* **WHAT THE EXERCISE ASKS**:
Give back all of the data exactly, with every picture omitted.

• • • • •

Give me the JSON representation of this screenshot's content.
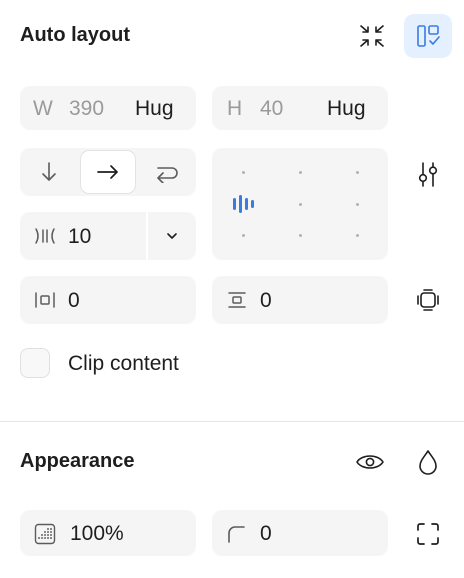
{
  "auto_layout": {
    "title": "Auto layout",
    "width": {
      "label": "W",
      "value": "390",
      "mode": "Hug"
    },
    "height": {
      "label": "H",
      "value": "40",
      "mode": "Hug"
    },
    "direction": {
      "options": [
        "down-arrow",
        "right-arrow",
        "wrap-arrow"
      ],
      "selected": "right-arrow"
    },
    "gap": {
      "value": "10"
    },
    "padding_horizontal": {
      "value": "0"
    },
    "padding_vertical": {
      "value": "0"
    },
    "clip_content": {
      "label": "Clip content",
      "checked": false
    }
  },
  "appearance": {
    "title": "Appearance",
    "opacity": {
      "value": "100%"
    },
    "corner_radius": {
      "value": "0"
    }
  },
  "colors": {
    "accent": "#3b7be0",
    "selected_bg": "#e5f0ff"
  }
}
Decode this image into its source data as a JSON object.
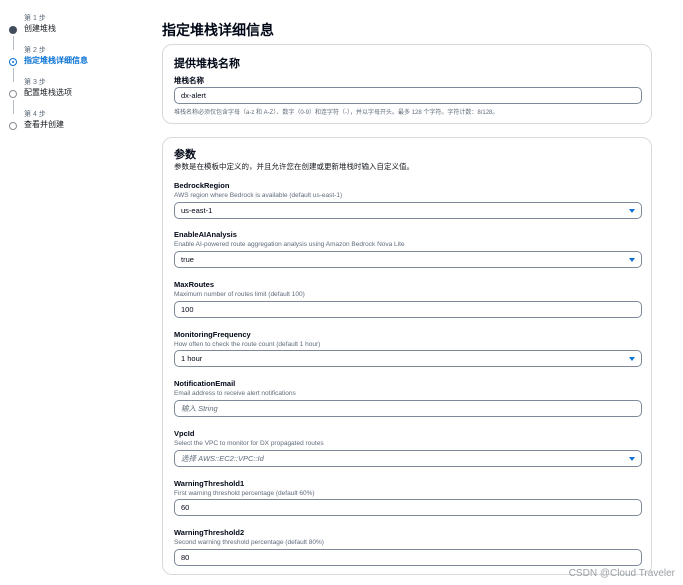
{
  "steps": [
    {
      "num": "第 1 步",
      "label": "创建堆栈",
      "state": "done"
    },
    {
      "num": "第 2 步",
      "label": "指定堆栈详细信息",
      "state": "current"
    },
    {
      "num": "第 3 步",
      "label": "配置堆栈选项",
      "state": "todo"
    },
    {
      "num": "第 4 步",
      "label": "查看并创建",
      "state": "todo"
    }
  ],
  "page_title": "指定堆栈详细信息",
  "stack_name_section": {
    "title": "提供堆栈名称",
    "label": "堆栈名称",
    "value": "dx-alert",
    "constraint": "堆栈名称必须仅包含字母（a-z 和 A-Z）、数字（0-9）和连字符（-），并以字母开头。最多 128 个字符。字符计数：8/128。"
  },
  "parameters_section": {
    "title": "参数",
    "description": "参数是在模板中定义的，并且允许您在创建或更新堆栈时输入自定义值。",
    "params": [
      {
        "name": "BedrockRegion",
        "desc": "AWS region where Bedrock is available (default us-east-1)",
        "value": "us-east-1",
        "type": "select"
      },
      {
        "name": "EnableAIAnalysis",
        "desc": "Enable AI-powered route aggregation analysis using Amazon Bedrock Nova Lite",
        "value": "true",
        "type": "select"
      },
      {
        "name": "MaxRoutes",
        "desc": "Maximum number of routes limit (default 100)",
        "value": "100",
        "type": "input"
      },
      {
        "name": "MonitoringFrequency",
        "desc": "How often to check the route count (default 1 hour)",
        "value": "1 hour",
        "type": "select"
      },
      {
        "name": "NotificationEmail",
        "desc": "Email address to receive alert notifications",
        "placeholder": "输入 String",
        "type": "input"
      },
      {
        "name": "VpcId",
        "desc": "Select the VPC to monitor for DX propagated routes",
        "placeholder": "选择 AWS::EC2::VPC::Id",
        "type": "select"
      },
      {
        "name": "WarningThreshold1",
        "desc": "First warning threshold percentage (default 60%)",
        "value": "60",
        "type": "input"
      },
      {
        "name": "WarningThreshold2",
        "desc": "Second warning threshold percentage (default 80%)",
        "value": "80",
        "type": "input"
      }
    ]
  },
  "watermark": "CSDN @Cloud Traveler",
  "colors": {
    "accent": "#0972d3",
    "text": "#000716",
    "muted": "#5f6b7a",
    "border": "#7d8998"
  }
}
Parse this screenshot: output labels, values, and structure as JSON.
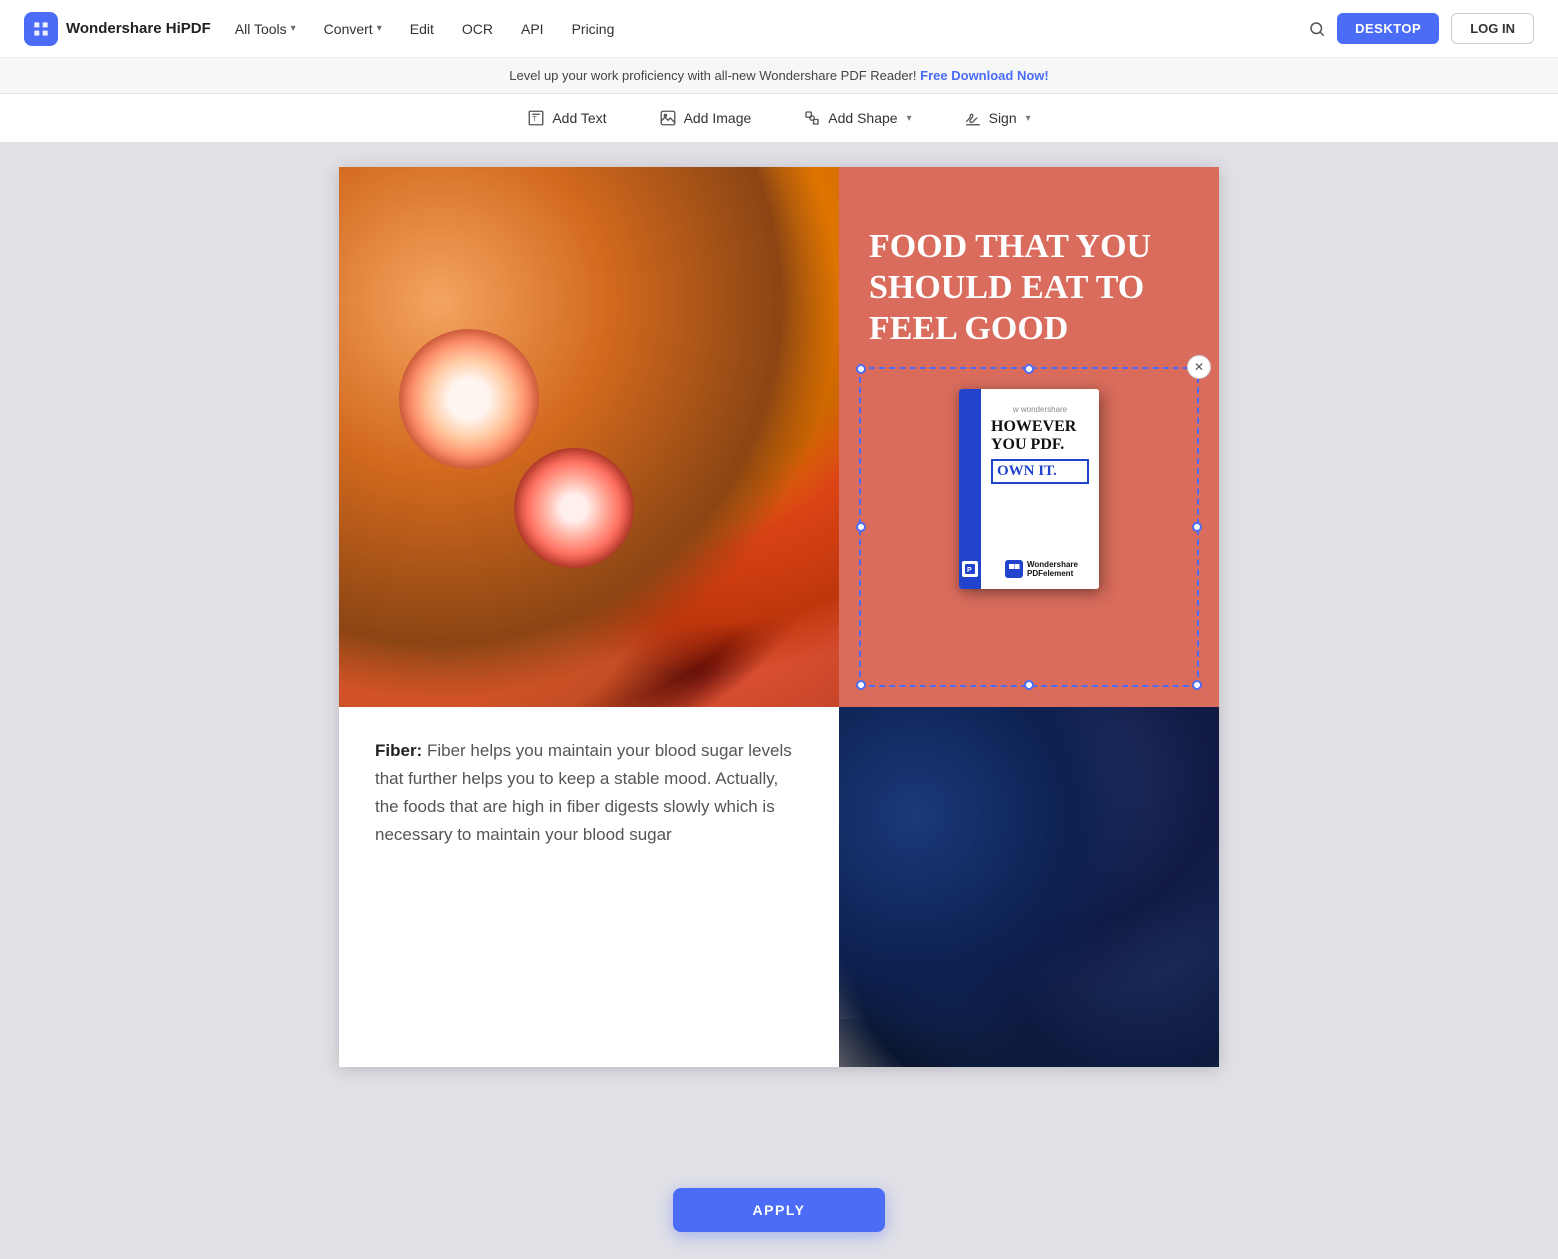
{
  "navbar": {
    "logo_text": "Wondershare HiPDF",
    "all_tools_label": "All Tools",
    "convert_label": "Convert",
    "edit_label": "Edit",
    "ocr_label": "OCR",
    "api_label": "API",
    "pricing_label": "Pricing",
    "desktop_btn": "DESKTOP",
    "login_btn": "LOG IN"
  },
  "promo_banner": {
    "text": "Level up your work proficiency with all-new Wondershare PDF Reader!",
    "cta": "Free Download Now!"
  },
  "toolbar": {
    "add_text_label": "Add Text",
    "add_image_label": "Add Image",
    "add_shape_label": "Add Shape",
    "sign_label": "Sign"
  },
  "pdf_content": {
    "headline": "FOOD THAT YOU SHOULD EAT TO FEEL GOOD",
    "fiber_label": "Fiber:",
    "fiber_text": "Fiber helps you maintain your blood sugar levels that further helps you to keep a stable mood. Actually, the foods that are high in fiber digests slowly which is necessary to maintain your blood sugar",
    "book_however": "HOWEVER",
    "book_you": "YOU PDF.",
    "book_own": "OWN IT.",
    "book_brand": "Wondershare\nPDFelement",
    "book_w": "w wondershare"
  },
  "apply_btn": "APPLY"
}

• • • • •

* **OUTPUT OF THE TASK**:
Give me the JSON representation of this screenshot's content.
{
  "auto_layout": {
    "title": "Auto layout",
    "width": {
      "label": "W",
      "value": "390",
      "mode": "Hug"
    },
    "height": {
      "label": "H",
      "value": "40",
      "mode": "Hug"
    },
    "direction": {
      "options": [
        "down-arrow",
        "right-arrow",
        "wrap-arrow"
      ],
      "selected": "right-arrow"
    },
    "gap": {
      "value": "10"
    },
    "padding_horizontal": {
      "value": "0"
    },
    "padding_vertical": {
      "value": "0"
    },
    "clip_content": {
      "label": "Clip content",
      "checked": false
    }
  },
  "appearance": {
    "title": "Appearance",
    "opacity": {
      "value": "100%"
    },
    "corner_radius": {
      "value": "0"
    }
  },
  "colors": {
    "accent": "#3b7be0",
    "selected_bg": "#e5f0ff"
  }
}
Decode this image into its source data as a JSON object.
{
  "steps": [
    {
      "num": "第 1 步",
      "label": "创建堆栈",
      "state": "done"
    },
    {
      "num": "第 2 步",
      "label": "指定堆栈详细信息",
      "state": "current"
    },
    {
      "num": "第 3 步",
      "label": "配置堆栈选项",
      "state": "todo"
    },
    {
      "num": "第 4 步",
      "label": "查看并创建",
      "state": "todo"
    }
  ],
  "page_title": "指定堆栈详细信息",
  "stack_name_section": {
    "title": "提供堆栈名称",
    "label": "堆栈名称",
    "value": "dx-alert",
    "constraint": "堆栈名称必须仅包含字母（a-z 和 A-Z）、数字（0-9）和连字符（-），并以字母开头。最多 128 个字符。字符计数：8/128。"
  },
  "parameters_section": {
    "title": "参数",
    "description": "参数是在模板中定义的，并且允许您在创建或更新堆栈时输入自定义值。",
    "params": [
      {
        "name": "BedrockRegion",
        "desc": "AWS region where Bedrock is available (default us-east-1)",
        "value": "us-east-1",
        "type": "select"
      },
      {
        "name": "EnableAIAnalysis",
        "desc": "Enable AI-powered route aggregation analysis using Amazon Bedrock Nova Lite",
        "value": "true",
        "type": "select"
      },
      {
        "name": "MaxRoutes",
        "desc": "Maximum number of routes limit (default 100)",
        "value": "100",
        "type": "input"
      },
      {
        "name": "MonitoringFrequency",
        "desc": "How often to check the route count (default 1 hour)",
        "value": "1 hour",
        "type": "select"
      },
      {
        "name": "NotificationEmail",
        "desc": "Email address to receive alert notifications",
        "placeholder": "输入 String",
        "type": "input"
      },
      {
        "name": "VpcId",
        "desc": "Select the VPC to monitor for DX propagated routes",
        "placeholder": "选择 AWS::EC2::VPC::Id",
        "type": "select"
      },
      {
        "name": "WarningThreshold1",
        "desc": "First warning threshold percentage (default 60%)",
        "value": "60",
        "type": "input"
      },
      {
        "name": "WarningThreshold2",
        "desc": "Second warning threshold percentage (default 80%)",
        "value": "80",
        "type": "input"
      }
    ]
  },
  "watermark": "CSDN @Cloud Traveler",
  "colors": {
    "accent": "#0972d3",
    "text": "#000716",
    "muted": "#5f6b7a",
    "border": "#7d8998"
  }
}
Parse this screenshot: output labels, values, and structure as JSON.
{
  "navbar": {
    "logo_text": "Wondershare HiPDF",
    "all_tools_label": "All Tools",
    "convert_label": "Convert",
    "edit_label": "Edit",
    "ocr_label": "OCR",
    "api_label": "API",
    "pricing_label": "Pricing",
    "desktop_btn": "DESKTOP",
    "login_btn": "LOG IN"
  },
  "promo_banner": {
    "text": "Level up your work proficiency with all-new Wondershare PDF Reader!",
    "cta": "Free Download Now!"
  },
  "toolbar": {
    "add_text_label": "Add Text",
    "add_image_label": "Add Image",
    "add_shape_label": "Add Shape",
    "sign_label": "Sign"
  },
  "pdf_content": {
    "headline": "FOOD THAT YOU SHOULD EAT TO FEEL GOOD",
    "fiber_label": "Fiber:",
    "fiber_text": "Fiber helps you maintain your blood sugar levels that further helps you to keep a stable mood. Actually, the foods that are high in fiber digests slowly which is necessary to maintain your blood sugar",
    "book_however": "HOWEVER",
    "book_you": "YOU PDF.",
    "book_own": "OWN IT.",
    "book_brand": "Wondershare\nPDFelement",
    "book_w": "w wondershare"
  },
  "apply_btn": "APPLY"
}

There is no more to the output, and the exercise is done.